January to Argentines is what August is to most mainland Europeans. Restaurants close their shutters, shops bolt their doors and everyone heads off to the beach for a month. The place to be seen for trendy Argentines (“VIP”, “Top”, ”fashionistas” as the jet set is variously known here) is Punta del Este. The sun-bathing salons of Buenos Aires are already beginning to fill up as people prepare their base tans for the annual pilgrimage to the über-cool Uruguayan beach resort.
There’s a problem, though. The Uruguayan government has given permission to two European pulp companies to build some gigantic mills on the border with Argentina. The move has sparked a furious dispute that has been running now for well over a year (ever on the pulse, Ethical Corporation reported on this first in May 2005). On the Argentine side, local residents near the mills say they are an eye-sore and a potential source of toxic contamination. For their part, the Uruguayans argue that the mills represent much needed investment. Where the diplomats failed, the protestors have moved in. Last year, Argentines took to blocking the main road networks into Uruguay. Tourist numbers in Punta del Este dropped as much as 50% in the high season. Uruguay’s tourist industry fear the same tactics will be used this summer as the dispute continues unabated.
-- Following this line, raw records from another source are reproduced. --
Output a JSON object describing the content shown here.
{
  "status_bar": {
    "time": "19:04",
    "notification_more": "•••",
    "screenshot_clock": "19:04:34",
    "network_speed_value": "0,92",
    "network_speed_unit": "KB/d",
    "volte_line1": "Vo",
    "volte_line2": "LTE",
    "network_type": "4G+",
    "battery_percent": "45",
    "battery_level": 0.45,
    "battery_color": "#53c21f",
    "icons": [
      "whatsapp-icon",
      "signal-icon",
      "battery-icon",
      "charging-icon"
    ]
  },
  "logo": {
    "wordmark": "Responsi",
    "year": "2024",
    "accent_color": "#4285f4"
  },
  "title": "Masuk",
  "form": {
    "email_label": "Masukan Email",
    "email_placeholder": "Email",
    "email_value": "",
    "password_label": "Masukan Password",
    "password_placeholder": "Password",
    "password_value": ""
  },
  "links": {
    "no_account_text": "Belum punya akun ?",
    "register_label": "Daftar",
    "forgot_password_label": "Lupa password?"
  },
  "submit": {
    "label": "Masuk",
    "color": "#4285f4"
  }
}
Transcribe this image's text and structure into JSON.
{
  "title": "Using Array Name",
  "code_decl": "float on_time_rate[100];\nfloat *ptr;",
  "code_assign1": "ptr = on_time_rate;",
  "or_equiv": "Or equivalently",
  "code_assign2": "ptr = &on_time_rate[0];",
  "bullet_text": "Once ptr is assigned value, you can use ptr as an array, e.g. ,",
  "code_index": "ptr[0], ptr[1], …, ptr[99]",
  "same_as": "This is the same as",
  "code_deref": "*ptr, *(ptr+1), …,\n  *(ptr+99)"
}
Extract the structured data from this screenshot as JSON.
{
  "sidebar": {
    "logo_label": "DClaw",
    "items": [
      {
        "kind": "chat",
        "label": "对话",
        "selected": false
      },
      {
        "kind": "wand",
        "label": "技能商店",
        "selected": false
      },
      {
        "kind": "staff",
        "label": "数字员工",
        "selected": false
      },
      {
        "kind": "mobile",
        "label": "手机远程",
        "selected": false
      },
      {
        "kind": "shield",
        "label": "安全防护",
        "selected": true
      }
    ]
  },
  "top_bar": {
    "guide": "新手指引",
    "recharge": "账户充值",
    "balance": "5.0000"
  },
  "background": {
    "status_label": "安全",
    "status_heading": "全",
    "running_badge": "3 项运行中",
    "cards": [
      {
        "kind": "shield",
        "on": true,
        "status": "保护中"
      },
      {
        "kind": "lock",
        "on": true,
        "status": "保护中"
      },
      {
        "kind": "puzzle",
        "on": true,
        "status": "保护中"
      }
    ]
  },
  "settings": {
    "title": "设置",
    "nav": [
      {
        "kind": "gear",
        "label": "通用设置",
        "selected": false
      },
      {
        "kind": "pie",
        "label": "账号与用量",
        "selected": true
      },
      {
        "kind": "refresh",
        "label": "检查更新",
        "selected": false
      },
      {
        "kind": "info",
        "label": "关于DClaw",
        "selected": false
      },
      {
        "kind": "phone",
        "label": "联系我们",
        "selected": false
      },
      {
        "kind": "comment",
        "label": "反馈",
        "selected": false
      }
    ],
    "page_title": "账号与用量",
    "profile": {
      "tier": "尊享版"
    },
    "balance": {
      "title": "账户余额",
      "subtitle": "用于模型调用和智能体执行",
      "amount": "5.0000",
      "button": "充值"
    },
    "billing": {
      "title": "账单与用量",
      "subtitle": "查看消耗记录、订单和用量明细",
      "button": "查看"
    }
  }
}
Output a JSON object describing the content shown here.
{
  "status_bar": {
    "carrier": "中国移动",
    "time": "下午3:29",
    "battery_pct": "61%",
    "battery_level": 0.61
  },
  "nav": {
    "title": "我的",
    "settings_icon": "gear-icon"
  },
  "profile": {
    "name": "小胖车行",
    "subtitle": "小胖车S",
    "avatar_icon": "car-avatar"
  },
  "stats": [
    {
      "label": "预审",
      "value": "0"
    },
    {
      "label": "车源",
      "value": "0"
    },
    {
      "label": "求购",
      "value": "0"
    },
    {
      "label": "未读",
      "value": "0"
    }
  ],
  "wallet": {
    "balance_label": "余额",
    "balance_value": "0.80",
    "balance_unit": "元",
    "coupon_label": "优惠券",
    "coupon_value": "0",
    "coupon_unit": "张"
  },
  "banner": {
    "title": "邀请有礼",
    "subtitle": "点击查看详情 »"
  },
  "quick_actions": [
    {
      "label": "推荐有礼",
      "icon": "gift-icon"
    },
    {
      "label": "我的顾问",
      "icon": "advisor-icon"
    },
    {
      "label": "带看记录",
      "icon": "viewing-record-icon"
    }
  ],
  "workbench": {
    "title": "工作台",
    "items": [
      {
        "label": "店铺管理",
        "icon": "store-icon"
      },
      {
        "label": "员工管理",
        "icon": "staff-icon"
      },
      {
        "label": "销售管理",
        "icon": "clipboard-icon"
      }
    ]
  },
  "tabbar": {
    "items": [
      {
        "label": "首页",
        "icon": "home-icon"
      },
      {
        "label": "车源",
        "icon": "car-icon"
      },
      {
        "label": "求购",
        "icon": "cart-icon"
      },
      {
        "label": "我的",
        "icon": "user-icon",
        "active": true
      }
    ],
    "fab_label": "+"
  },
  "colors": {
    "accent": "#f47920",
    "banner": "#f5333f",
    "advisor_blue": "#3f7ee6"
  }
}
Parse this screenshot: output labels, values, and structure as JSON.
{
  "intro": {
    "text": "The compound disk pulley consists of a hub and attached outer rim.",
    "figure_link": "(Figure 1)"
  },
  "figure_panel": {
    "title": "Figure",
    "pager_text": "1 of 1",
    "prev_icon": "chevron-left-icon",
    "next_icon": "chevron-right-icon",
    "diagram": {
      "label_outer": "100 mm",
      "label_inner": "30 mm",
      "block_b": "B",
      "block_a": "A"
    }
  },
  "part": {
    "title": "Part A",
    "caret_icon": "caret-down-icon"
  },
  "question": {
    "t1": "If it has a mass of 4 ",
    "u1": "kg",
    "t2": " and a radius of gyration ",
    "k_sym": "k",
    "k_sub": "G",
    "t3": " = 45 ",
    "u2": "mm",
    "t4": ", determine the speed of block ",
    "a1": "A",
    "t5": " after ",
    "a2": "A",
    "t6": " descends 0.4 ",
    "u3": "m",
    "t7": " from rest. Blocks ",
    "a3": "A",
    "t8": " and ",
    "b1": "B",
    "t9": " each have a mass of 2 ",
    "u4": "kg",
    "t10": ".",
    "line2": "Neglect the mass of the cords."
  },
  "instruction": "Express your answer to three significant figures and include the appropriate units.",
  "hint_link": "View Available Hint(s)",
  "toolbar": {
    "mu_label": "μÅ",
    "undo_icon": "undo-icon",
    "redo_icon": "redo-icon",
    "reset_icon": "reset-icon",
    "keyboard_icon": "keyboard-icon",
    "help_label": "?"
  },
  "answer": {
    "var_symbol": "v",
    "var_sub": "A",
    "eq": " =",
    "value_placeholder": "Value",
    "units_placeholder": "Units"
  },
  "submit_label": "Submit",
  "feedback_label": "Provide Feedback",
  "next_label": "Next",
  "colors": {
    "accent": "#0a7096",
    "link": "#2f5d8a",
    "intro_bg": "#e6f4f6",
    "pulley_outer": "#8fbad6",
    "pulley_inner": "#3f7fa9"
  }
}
The International Finance Corporation (IFC) came out in favour of Botnia’s mill last week after months of impact studies and further impact studies. Ence, the Spanish firm responsible for the second of the two mills, pre-empted the announcement by saying it was looking into new locations for its proposed mill. This eases the IFC’s job as much of the criticism from environmentalists had been focused on the cumulative impact of the two mills – i.e. both in their own right might tick all the boxes, but combined they represent a $1.8 billion project that presents all sorts of water and energy use issues. Ence has yet to announce where it plans to move to. Botnia is continuing full-steam ahead. The IFC’s decision also makes it easier for BBVA and Caylon, the private banks helping arrange financing for the projects. Both are members of the Equator Principles. “If it’s good enough for the IFC, it’s good enough for us” is their basic defense.
A law suit filed by Argentina is still pending in the International Court in the Hague, but it seems that the government here in Buenos Aires is now trying to back-peddle. President Kirchner has wrung out as much political mileage as he could from the issue (earlier in the year he travelled to Gualeguaychú, the epicenter of the opposition here, and pronounced that the environment was a “policy of state”). Very cleverly, the President made the head of the main NGO opposing the mills his new Environment Secretary. She is now calling on the protestors not to continue with the blockades. A canny policy of divide and conquer.
One good thing coming out of the whole affair is the commitment by the Argentine government to prioritise environmental issues in the future. Cleaning up the Riachuelo, the capital’s stinking river, is now top of the agenda. It is not the first time the government has tried. Under Carlos Menem, the Environment Secretary famously pledged to decontaminate the river in “1000 days”. She ended up going to prison for embezzling state funds. The river still reeks.